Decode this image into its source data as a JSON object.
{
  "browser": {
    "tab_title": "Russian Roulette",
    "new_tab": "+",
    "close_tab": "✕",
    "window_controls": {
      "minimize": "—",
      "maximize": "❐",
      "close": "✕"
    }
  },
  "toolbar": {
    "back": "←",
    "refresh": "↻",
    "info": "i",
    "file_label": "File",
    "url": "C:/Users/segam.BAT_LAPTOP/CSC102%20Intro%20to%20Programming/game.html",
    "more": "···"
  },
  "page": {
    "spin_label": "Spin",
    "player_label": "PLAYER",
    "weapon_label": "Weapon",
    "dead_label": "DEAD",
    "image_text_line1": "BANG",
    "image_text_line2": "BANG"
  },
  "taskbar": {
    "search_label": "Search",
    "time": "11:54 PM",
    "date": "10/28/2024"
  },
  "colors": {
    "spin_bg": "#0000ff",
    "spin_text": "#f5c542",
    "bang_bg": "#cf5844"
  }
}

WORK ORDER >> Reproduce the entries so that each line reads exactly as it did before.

RESPONSE BOX >>
Decode this image into its source data as a JSON object.
{
  "browser": {
    "tab_title": "Russian Roulette",
    "new_tab": "+",
    "close_tab": "✕",
    "window_controls": {
      "minimize": "—",
      "maximize": "❐",
      "close": "✕"
    }
  },
  "toolbar": {
    "back": "←",
    "refresh": "↻",
    "info": "i",
    "file_label": "File",
    "url": "C:/Users/segam.BAT_LAPTOP/CSC102%20Intro%20to%20Programming/game.html",
    "more": "···"
  },
  "page": {
    "spin_label": "Spin",
    "player_label": "PLAYER",
    "weapon_label": "Weapon",
    "dead_label": "DEAD",
    "image_text_line1": "BANG",
    "image_text_line2": "BANG"
  },
  "taskbar": {
    "search_label": "Search",
    "time": "11:54 PM",
    "date": "10/28/2024"
  },
  "colors": {
    "spin_bg": "#0000ff",
    "spin_text": "#f5c542",
    "bang_bg": "#cf5844"
  }
}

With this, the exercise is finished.